This week’s question to the Miami Herald CEO Roundtable: How is the ongoing uncertainty around the future of the Affordable Care Act affecting your business? Behavior analyst Maria Arizmendi answered the question this way:
"With healthcare comprising nearly 18 percent of the gross national product, the lack of resolution of the Affordable Care Act further adds to consumer and market uncertainty. Today, events in one sector are having an ever-increasing effect on other sectors. We are indeed more interconnected than any other time in history. "
Read more at the Miami Herald.
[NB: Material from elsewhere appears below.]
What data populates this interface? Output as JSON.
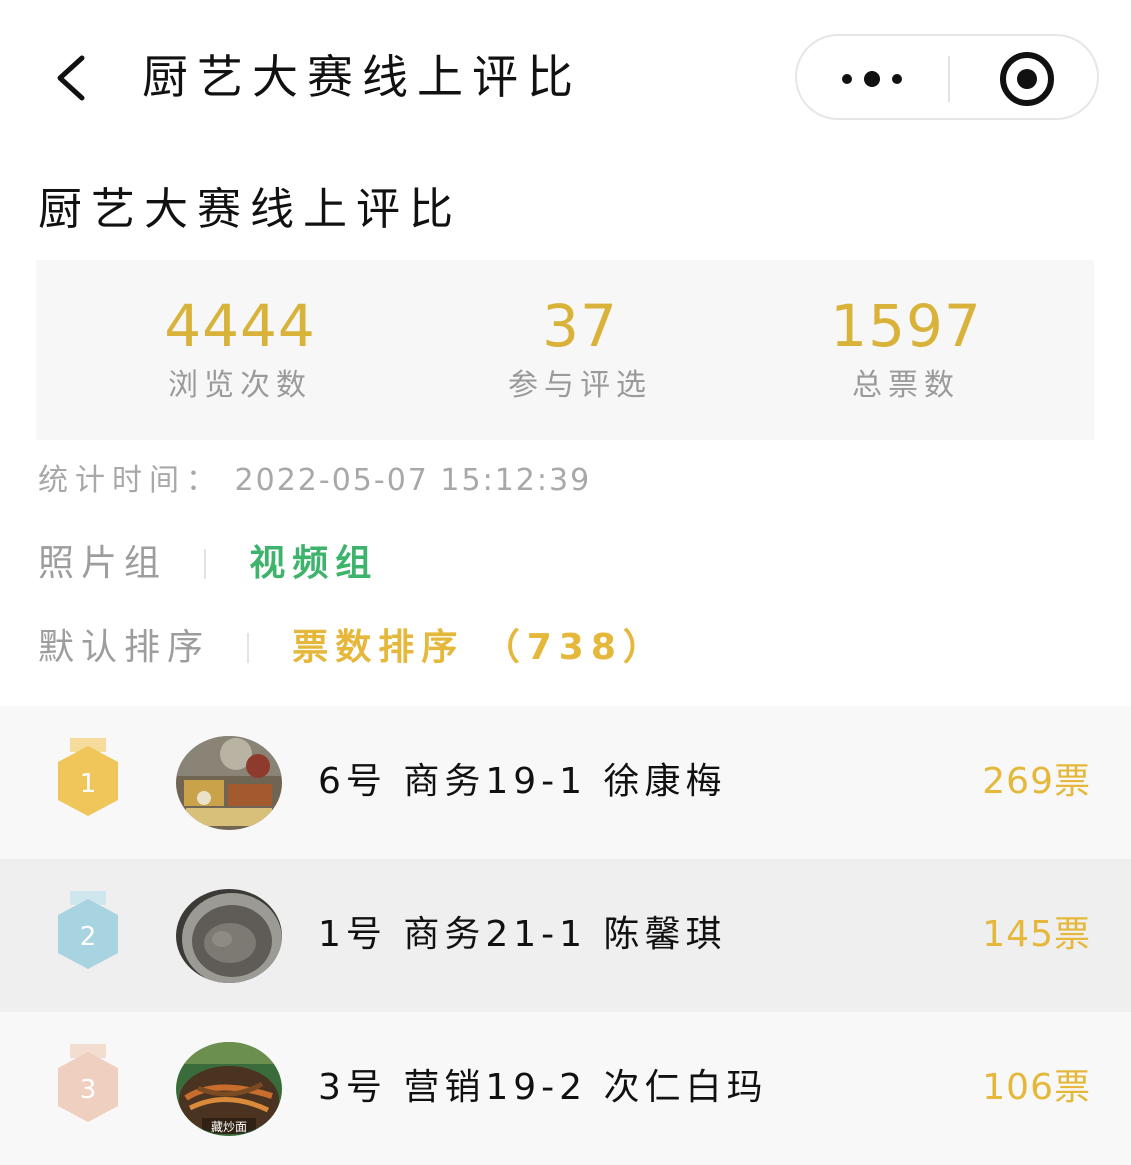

Dealing with two major issues in Florida’s healthcare system, federal officials last Thursday approved a five-year extension of a statewide Medicaid managed care program and finalized a $1.5 billion pot of funding to help with charity care. More from WLRN, the Miami Herald and Modern Healthcare.
Helicopter air ambulance prices approximately doubled in four years, a new government report finds as Florida officials consider possible legislation by next spring to limit what consumers pay for emergency transportation. [Source: Palm Beach Post]
› How is search coming for new CEO at Jupiter Medical Center?
A nationwide search is being conducted by Jupiter Medical Center to replace president and chief executive officer John Couris, who leaves for a new position Friday.
› State's nursing shortage cure falls short
The state’s effort to train more nurses has fallen short, leaving questions about whether Florida will be able to care for an increasing number of patients. See the annual report from the Florida Center for Nursing, here.
› UF study raises questions about overmedicating young children diagnosed with ADHD
A University of Florida study is among the first to evaluate whether a child’s age at the time of an attention deficit hyperactivity disorder diagnosis influences treatment and raises numerous questions about why young children with ADHD are being heavily medicated.
› Florida medical examiner's office struggling to keep up due to doctor shortages
A Florida medical examiner’s office is struggling to keep up with a growing number of dead bodies, even causing the office to lose its national accreditation.
Previous Health Care Updates:
- Orthopedics in Florida – A trend toward less surgery
- Opioid epidemic is driving thousands of Florida children into foster care
- Florida seeks big changes to children's medical services
- Dangerous doctors: Pain pill docs keep prescribing despite state charges
- Hospital leaders in Florida take on the competition
- Record numbers are signing up for Obamacare in Florida as enrollment period draws to a close
- Florida a destination for desperate patients buying unproven treatments
- Florida leads the way as Obamacare enrollment outpaces prior years
- In Florida, malpractice lawsuits rarely lead to discipline